The Arden family has several branches in Cheshire. The senior branch traces its ancestry to the early 12th century, but at the time that Ormerod was writing there was still uncertainty about the first seven or eight generations.. A simplified tree, based on that in Ormerod with some additions from Earwaker is show below starting with Alexander de Arden.
There is a complicated set of circumstances in generations 8 and 9. John de Arderne in generation 8 married three times and also had illegitimate children. He married first Alicia Venables and after her death first Johanna daughter of Sir Richard de Stokeport, then his cousin, Ellena, daughter of William de Wastneys. He had no children by his second wife but during his life he had the manors she brought him of Stockport, Poynton and Woodford. At the inquistion post mortem his son Peter was declared heir. It is from this Peter that Ormerod claims there is definitive proof from a series of deeds, of the descent of the Ardernes of Alvanley. He then goes on to say "but first it is necessary to unravel the most intricate knot in the Cheshire pedigrees". This relates to Thomas de Arderne, ancestor of the Ardernes of Aldford. During his father's life he recovered the manors of Aldford and Nether Alderley. It appears that Thomas was illegitimate and the complicated trail of evidence showing how land went down the illegitimate line is traced by Ormerod but not repeated here. Ormerod then follows the line from Peter Arderne in generation 9.
Earwaker's East Cheshire has some differences to Ormerod's work and they are noted in the text. Earwaker begins his family tree for the Ardernes of Harden in generation 4 below, with Sir John Arderne.

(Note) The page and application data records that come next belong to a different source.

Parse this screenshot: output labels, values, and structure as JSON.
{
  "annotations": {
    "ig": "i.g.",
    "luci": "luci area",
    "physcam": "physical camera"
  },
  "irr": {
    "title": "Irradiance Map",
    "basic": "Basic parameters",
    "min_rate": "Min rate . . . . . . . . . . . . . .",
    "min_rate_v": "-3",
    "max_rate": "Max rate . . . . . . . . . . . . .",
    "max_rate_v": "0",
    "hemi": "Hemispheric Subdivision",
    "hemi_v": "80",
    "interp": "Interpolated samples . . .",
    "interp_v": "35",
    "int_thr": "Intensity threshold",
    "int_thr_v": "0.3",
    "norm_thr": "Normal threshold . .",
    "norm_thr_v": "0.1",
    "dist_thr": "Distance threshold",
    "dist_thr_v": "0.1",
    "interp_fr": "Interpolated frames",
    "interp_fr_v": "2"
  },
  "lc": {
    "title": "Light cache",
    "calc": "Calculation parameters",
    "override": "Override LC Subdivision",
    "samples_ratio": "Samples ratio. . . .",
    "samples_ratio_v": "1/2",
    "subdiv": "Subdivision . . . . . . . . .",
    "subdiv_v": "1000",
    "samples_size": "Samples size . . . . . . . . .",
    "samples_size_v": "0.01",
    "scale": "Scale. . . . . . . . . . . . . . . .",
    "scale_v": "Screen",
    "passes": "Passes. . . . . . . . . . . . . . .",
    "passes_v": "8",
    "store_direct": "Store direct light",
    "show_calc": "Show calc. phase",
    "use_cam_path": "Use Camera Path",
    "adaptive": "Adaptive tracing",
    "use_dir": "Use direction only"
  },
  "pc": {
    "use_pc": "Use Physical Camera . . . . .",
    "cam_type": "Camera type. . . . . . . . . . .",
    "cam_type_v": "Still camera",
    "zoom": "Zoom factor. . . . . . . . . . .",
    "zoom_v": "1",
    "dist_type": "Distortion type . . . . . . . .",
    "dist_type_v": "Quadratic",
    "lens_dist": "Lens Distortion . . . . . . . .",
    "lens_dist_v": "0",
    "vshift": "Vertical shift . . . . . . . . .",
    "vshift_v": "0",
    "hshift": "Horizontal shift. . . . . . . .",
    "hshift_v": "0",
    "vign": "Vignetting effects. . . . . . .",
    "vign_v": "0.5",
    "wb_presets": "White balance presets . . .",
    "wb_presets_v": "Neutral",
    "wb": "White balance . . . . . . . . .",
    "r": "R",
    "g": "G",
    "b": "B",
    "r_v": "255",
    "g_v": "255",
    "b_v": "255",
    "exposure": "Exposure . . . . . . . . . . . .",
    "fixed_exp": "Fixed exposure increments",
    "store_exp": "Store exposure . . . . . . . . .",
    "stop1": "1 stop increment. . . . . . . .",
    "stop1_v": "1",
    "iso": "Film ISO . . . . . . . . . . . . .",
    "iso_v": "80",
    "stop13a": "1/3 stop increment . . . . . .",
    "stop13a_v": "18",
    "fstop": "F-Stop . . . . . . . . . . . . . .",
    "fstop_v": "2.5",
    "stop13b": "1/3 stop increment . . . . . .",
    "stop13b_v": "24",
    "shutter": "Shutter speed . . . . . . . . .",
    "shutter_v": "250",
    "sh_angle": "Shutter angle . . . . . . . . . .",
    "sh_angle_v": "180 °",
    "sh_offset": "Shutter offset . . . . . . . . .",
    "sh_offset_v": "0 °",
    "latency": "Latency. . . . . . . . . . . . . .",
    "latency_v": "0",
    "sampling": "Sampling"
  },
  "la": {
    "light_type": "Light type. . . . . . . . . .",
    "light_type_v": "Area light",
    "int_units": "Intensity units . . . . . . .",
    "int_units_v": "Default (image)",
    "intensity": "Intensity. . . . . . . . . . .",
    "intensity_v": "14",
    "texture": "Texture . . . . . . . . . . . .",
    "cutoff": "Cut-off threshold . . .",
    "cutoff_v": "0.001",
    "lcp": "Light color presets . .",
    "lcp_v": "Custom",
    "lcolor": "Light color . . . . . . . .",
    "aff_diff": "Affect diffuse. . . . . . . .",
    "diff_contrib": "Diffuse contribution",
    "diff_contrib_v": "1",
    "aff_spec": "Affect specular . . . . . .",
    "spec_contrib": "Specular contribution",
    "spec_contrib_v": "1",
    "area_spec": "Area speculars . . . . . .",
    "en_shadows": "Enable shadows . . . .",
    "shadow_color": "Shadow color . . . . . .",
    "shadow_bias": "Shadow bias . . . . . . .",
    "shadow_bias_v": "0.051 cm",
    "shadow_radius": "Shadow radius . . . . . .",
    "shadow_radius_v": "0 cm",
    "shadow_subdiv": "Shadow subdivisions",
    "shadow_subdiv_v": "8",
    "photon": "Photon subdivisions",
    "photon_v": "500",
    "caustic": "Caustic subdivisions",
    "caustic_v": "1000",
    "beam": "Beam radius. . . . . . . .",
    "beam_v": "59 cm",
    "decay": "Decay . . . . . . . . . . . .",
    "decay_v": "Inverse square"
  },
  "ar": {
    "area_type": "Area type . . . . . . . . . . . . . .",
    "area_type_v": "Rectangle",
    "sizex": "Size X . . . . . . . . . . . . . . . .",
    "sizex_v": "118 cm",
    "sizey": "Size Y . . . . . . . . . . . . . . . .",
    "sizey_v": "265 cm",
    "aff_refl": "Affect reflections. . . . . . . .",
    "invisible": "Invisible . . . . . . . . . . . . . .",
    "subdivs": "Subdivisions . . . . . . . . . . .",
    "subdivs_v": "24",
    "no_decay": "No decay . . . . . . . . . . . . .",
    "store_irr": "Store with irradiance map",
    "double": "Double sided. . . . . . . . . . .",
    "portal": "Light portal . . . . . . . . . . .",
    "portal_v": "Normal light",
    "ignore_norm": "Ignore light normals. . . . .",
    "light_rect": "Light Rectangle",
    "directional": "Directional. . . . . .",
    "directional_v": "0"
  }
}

Note that dates between 1 January and 24 March in the years between 1582 and 1752 are given in the format 1723/4 indicating that it was 1723 on the Julian Calendar until 25 March. The Gregorian Calendar was introduced in several countries from 1582 but not in England until 1752 when the start of the New Year was made 1 January instead of 25 March, Lady Day on the former Julian Calendar.
New Section continued from above:
East Cheshire Past and Present by J.P. Earwaker, London, 1877. Now available from the Family History Society of Cheshire on CD ROM .
The History of the County Palatine and City of Chester, incorporated with a republication of King's Vale Royal and Leycester's Cheshire Antiquities, 2nd Ed., revised and enlarged by Thomas Helsby, Esq., published by George Routledge and sons, Ludgate Hill, London, 1882. This is now available from the Family History Society of Cheshire on CD ROM. A reprint of the work was published by Eric Morten of Didsbury.
Old Cheshire Churches, with a supplementary survey of the lesser old chapels of Cheshire, completely revised and enlarged by Raymond Richards, first published in 1947 and reprinted by E. J. Morten, Didsbury, 1973.
The Buildings of England: Cheshire, by Nikolaus Pevsner and Edward Hubbard, first edition 1971, Yale University Press edition in 2003.
The Story of Underbank Hall, Stockport, pamphlet available from NatWest in the banking hall.
Back to list of families
Introduction to Cheshire Gentry